#### What is needed
The entries below are to be copied exactly, with nothing left out.

#### Given data
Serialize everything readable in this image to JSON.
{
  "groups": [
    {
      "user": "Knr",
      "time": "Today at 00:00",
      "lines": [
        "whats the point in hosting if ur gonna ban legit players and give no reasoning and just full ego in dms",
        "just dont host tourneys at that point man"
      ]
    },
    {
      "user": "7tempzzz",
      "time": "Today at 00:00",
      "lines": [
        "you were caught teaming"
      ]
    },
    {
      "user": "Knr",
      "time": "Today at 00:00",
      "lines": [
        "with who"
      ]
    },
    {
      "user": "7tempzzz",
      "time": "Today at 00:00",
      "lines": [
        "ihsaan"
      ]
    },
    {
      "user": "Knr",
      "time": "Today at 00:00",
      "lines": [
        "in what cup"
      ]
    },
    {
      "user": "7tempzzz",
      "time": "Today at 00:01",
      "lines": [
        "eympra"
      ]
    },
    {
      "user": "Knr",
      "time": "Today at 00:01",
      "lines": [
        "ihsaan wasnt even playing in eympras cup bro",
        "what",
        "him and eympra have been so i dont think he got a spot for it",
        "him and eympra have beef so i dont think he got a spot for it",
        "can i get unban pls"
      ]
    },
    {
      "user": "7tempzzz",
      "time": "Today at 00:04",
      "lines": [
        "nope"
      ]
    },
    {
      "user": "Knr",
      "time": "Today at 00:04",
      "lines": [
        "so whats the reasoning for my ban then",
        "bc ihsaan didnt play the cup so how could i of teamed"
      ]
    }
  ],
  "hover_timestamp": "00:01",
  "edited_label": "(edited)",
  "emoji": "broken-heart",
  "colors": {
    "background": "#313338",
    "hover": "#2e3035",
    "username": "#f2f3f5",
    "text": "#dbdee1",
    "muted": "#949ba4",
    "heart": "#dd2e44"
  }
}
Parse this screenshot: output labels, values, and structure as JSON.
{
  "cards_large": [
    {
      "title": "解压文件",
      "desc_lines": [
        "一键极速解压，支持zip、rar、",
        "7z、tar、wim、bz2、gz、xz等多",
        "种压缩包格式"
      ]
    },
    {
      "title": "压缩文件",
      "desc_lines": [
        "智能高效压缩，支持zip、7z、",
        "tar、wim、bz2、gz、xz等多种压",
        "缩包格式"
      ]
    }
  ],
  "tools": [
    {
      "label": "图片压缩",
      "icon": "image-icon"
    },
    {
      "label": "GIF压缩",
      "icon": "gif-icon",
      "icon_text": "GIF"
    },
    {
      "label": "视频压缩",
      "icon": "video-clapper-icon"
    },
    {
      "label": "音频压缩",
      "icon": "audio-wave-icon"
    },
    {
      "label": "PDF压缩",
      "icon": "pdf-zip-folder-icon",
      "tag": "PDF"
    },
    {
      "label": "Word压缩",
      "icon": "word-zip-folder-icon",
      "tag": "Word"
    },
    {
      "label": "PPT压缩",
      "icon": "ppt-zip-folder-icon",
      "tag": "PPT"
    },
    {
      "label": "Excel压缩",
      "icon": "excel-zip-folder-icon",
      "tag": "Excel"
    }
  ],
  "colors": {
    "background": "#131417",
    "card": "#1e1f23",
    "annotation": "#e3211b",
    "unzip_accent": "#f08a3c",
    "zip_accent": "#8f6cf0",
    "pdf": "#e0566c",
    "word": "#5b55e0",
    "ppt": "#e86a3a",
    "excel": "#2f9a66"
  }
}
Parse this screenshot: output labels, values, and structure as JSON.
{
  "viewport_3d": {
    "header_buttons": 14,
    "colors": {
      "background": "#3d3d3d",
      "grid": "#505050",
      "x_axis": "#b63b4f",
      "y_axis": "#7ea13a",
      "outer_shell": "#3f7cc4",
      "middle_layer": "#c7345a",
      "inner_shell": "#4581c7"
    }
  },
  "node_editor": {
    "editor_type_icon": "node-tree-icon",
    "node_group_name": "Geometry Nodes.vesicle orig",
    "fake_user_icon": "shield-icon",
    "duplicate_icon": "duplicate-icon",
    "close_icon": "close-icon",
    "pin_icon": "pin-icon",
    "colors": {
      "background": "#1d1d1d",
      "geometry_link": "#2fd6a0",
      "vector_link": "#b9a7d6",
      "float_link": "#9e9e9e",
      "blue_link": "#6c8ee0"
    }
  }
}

#### Answer
Serialize everything readable in this image to JSON.
{
  "groups": [
    {
      "user": "Knr",
      "time": "Today at 00:00",
      "lines": [
        "whats the point in hosting if ur gonna ban legit players and give no reasoning and just full ego in dms",
        "just dont host tourneys at that point man"
      ]
    },
    {
      "user": "7tempzzz",
      "time": "Today at 00:00",
      "lines": [
        "you were caught teaming"
      ]
    },
    {
      "user": "Knr",
      "time": "Today at 00:00",
      "lines": [
        "with who"
      ]
    },
    {
      "user": "7tempzzz",
      "time": "Today at 00:00",
      "lines": [
        "ihsaan"
      ]
    },
    {
      "user": "Knr",
      "time": "Today at 00:00",
      "lines": [
        "in what cup"
      ]
    },
    {
      "user": "7tempzzz",
      "time": "Today at 00:01",
      "lines": [
        "eympra"
      ]
    },
    {
      "user": "Knr",
      "time": "Today at 00:01",
      "lines": [
        "ihsaan wasnt even playing in eympras cup bro",
        "what",
        "him and eympra have been so i dont think he got a spot for it",
        "him and eympra have beef so i dont think he got a spot for it",
        "can i get unban pls"
      ]
    },
    {
      "user": "7tempzzz",
      "time": "Today at 00:04",
      "lines": [
        "nope"
      ]
    },
    {
      "user": "Knr",
      "time": "Today at 00:04",
      "lines": [
        "so whats the reasoning for my ban then",
        "bc ihsaan didnt play the cup so how could i of teamed"
      ]
    }
  ],
  "hover_timestamp": "00:01",
  "edited_label": "(edited)",
  "emoji": "broken-heart",
  "colors": {
    "background": "#313338",
    "hover": "#2e3035",
    "username": "#f2f3f5",
    "text": "#dbdee1",
    "muted": "#949ba4",
    "heart": "#dd2e44"
  }
}
Parse this screenshot: output labels, values, and structure as JSON.
{
  "cards_large": [
    {
      "title": "解压文件",
      "desc_lines": [
        "一键极速解压，支持zip、rar、",
        "7z、tar、wim、bz2、gz、xz等多",
        "种压缩包格式"
      ]
    },
    {
      "title": "压缩文件",
      "desc_lines": [
        "智能高效压缩，支持zip、7z、",
        "tar、wim、bz2、gz、xz等多种压",
        "缩包格式"
      ]
    }
  ],
  "tools": [
    {
      "label": "图片压缩",
      "icon": "image-icon"
    },
    {
      "label": "GIF压缩",
      "icon": "gif-icon",
      "icon_text": "GIF"
    },
    {
      "label": "视频压缩",
      "icon": "video-clapper-icon"
    },
    {
      "label": "音频压缩",
      "icon": "audio-wave-icon"
    },
    {
      "label": "PDF压缩",
      "icon": "pdf-zip-folder-icon",
      "tag": "PDF"
    },
    {
      "label": "Word压缩",
      "icon": "word-zip-folder-icon",
      "tag": "Word"
    },
    {
      "label": "PPT压缩",
      "icon": "ppt-zip-folder-icon",
      "tag": "PPT"
    },
    {
      "label": "Excel压缩",
      "icon": "excel-zip-folder-icon",
      "tag": "Excel"
    }
  ],
  "colors": {
    "background": "#131417",
    "card": "#1e1f23",
    "annotation": "#e3211b",
    "unzip_accent": "#f08a3c",
    "zip_accent": "#8f6cf0",
    "pdf": "#e0566c",
    "word": "#5b55e0",
    "ppt": "#e86a3a",
    "excel": "#2f9a66"
  }
}
Parse this screenshot: output labels, values, and structure as JSON.
{
  "viewport_3d": {
    "header_buttons": 14,
    "colors": {
      "background": "#3d3d3d",
      "grid": "#505050",
      "x_axis": "#b63b4f",
      "y_axis": "#7ea13a",
      "outer_shell": "#3f7cc4",
      "middle_layer": "#c7345a",
      "inner_shell": "#4581c7"
    }
  },
  "node_editor": {
    "editor_type_icon": "node-tree-icon",
    "node_group_name": "Geometry Nodes.vesicle orig",
    "fake_user_icon": "shield-icon",
    "duplicate_icon": "duplicate-icon",
    "close_icon": "close-icon",
    "pin_icon": "pin-icon",
    "colors": {
      "background": "#1d1d1d",
      "geometry_link": "#2fd6a0",
      "vector_link": "#b9a7d6",
      "float_link": "#9e9e9e",
      "blue_link": "#6c8ee0"
    }
  }
}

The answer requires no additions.